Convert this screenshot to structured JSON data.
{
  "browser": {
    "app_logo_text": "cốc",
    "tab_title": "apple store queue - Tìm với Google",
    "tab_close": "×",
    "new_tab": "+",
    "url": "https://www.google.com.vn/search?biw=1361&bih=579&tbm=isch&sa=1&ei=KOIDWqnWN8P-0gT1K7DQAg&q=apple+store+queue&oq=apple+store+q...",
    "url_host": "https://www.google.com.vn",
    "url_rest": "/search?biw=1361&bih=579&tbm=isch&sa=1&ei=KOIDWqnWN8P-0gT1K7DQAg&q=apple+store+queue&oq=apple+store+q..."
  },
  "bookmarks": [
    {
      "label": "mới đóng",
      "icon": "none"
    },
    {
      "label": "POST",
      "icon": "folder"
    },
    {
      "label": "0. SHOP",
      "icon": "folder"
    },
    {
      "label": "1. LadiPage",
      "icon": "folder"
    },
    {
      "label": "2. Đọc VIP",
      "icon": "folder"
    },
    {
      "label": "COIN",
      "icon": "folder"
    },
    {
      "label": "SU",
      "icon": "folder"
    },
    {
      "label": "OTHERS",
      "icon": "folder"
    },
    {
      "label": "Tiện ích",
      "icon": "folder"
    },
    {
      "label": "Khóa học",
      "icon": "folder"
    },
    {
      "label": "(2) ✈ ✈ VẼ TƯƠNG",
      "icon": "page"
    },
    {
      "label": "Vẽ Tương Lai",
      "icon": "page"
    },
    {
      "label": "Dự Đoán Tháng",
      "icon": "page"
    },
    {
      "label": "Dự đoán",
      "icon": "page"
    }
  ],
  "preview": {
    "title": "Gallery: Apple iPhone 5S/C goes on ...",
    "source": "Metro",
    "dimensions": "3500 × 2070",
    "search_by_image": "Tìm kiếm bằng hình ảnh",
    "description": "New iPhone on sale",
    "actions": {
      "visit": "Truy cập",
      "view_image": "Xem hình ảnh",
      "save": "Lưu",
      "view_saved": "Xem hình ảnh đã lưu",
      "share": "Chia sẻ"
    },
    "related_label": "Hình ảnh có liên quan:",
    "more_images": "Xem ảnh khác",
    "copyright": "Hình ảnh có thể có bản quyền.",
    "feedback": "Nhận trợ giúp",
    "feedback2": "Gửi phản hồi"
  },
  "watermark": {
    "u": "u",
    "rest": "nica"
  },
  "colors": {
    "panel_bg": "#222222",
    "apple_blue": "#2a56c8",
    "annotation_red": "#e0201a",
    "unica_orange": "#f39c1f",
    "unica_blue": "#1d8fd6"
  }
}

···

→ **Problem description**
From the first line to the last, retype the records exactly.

→ **Answer space**
Convert this screenshot to structured JSON data.
{
  "browser": {
    "app_logo_text": "cốc",
    "tab_title": "apple store queue - Tìm với Google",
    "tab_close": "×",
    "new_tab": "+",
    "url": "https://www.google.com.vn/search?biw=1361&bih=579&tbm=isch&sa=1&ei=KOIDWqnWN8P-0gT1K7DQAg&q=apple+store+queue&oq=apple+store+q...",
    "url_host": "https://www.google.com.vn",
    "url_rest": "/search?biw=1361&bih=579&tbm=isch&sa=1&ei=KOIDWqnWN8P-0gT1K7DQAg&q=apple+store+queue&oq=apple+store+q..."
  },
  "bookmarks": [
    {
      "label": "mới đóng",
      "icon": "none"
    },
    {
      "label": "POST",
      "icon": "folder"
    },
    {
      "label": "0. SHOP",
      "icon": "folder"
    },
    {
      "label": "1. LadiPage",
      "icon": "folder"
    },
    {
      "label": "2. Đọc VIP",
      "icon": "folder"
    },
    {
      "label": "COIN",
      "icon": "folder"
    },
    {
      "label": "SU",
      "icon": "folder"
    },
    {
      "label": "OTHERS",
      "icon": "folder"
    },
    {
      "label": "Tiện ích",
      "icon": "folder"
    },
    {
      "label": "Khóa học",
      "icon": "folder"
    },
    {
      "label": "(2) ✈ ✈ VẼ TƯƠNG",
      "icon": "page"
    },
    {
      "label": "Vẽ Tương Lai",
      "icon": "page"
    },
    {
      "label": "Dự Đoán Tháng",
      "icon": "page"
    },
    {
      "label": "Dự đoán",
      "icon": "page"
    }
  ],
  "preview": {
    "title": "Gallery: Apple iPhone 5S/C goes on ...",
    "source": "Metro",
    "dimensions": "3500 × 2070",
    "search_by_image": "Tìm kiếm bằng hình ảnh",
    "description": "New iPhone on sale",
    "actions": {
      "visit": "Truy cập",
      "view_image": "Xem hình ảnh",
      "save": "Lưu",
      "view_saved": "Xem hình ảnh đã lưu",
      "share": "Chia sẻ"
    },
    "related_label": "Hình ảnh có liên quan:",
    "more_images": "Xem ảnh khác",
    "copyright": "Hình ảnh có thể có bản quyền.",
    "feedback": "Nhận trợ giúp",
    "feedback2": "Gửi phản hồi"
  },
  "watermark": {
    "u": "u",
    "rest": "nica"
  },
  "colors": {
    "panel_bg": "#222222",
    "apple_blue": "#2a56c8",
    "annotation_red": "#e0201a",
    "unica_orange": "#f39c1f",
    "unica_blue": "#1d8fd6"
  }
}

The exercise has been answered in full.